US Navy to arm its destroyers with HELIOS Laser Weapons by 2021 An artist rendering of the HELIOS system (Picture Source : Lockheed Martin)


The U.S. Navy plans to mount laser weapons aboard warships by 2021. Such High Energy Laser with Integrated Optical-dazzler and Surveillance (HELIOS) systems are defensive weapons designed to either burn small boats or shoot down unmanned aerial drones. The HELIOS system ordered by the U.S. Navy is scheduled to be mounted aboard guided missile destroyers of the Pacific Fleet within two years.

Recently, the U.S. Navy has shown an increased interest for the development of Laser Weapon Systems and now intends to mount such systems aboard guided missile destroyers. The Navy has indeed awarded Lockheed Martin a $US 150 million contract in January for the procurement of two High Energy Laser with Integrated Optical-dazzler and Surveillance (HELIOS) systems. As for the other one, it is expected to be installed on a Arleigh Burke-class guided missile destroyer.

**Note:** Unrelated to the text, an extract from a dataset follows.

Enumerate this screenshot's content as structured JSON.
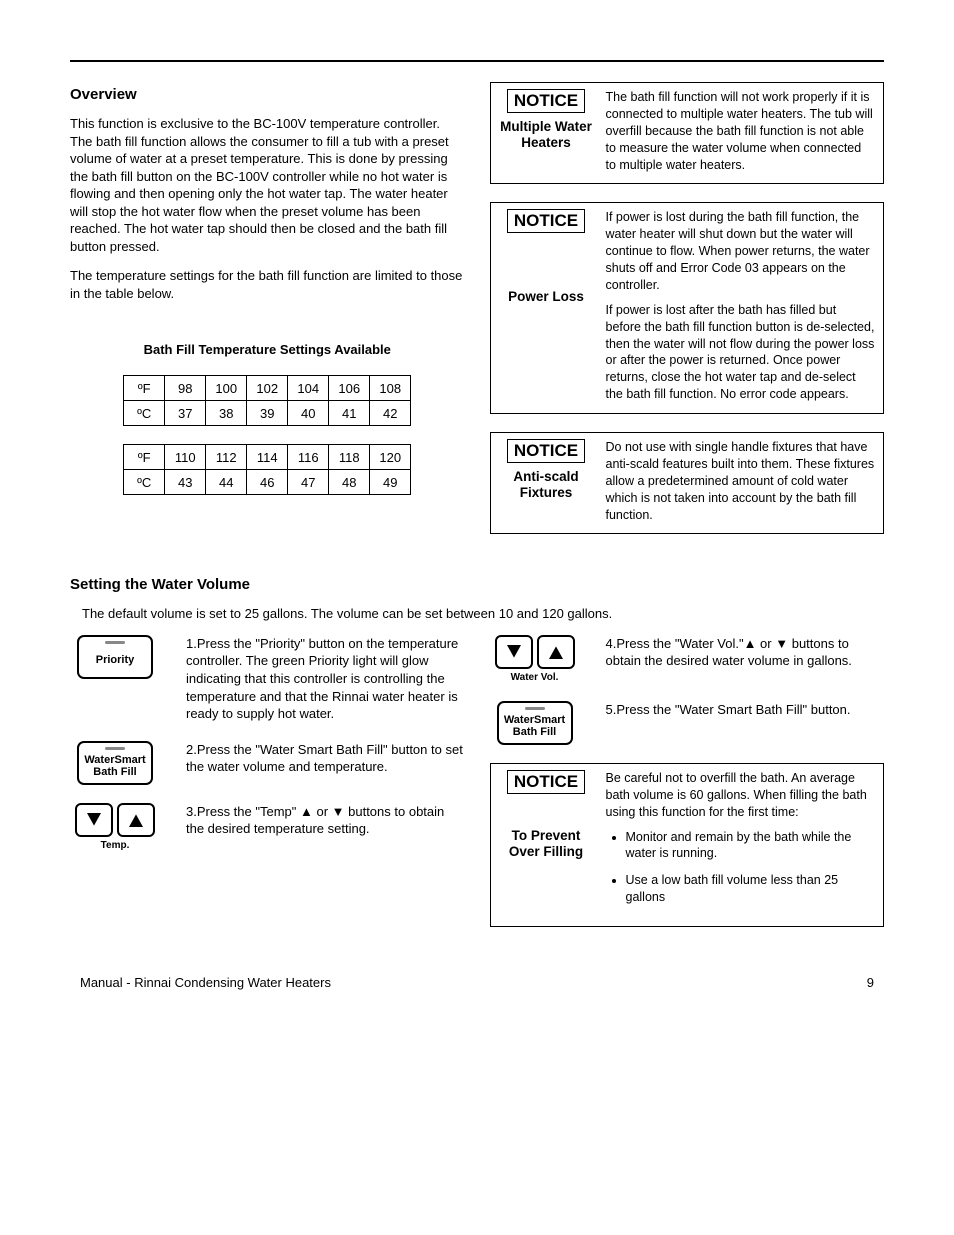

HELIOS is a 60-kilowatt laser system, meaning it has twice the power of the AN/SEQ-3 Laser Weapon System, or LaWS installed on the USS Ponce in 2014. HELIOS is billed as a weapon that can burn small speed boats of the type Iran deploys in armed swarms, and can torch unmanned aerial vehicles out of the sky. HELIOS has a long-range intelligence, surveillance, and reconnaissance capability.

Many weapons already deployed on U.S. Navy warships, including the Phalanx close-in weapon system (CIWS) and the Rolling Airframe Missile (RAM), have a similar capability against small boats and drones as HELIOS, while HELIOS is also capable of taking on larger, faster aircraft and missiles. Where a laser weapon like HELIOS shines, literally, is its ability to fire a theoretically unlimited number of shots using the destroyer’s onboard electrical generation systems. Phalanx, on the other hand, is limited to 20 to 30 seconds of continuous firing, while RAM is limited to 21 missiles aboard the Mk. 49 Guided Missile Launching System.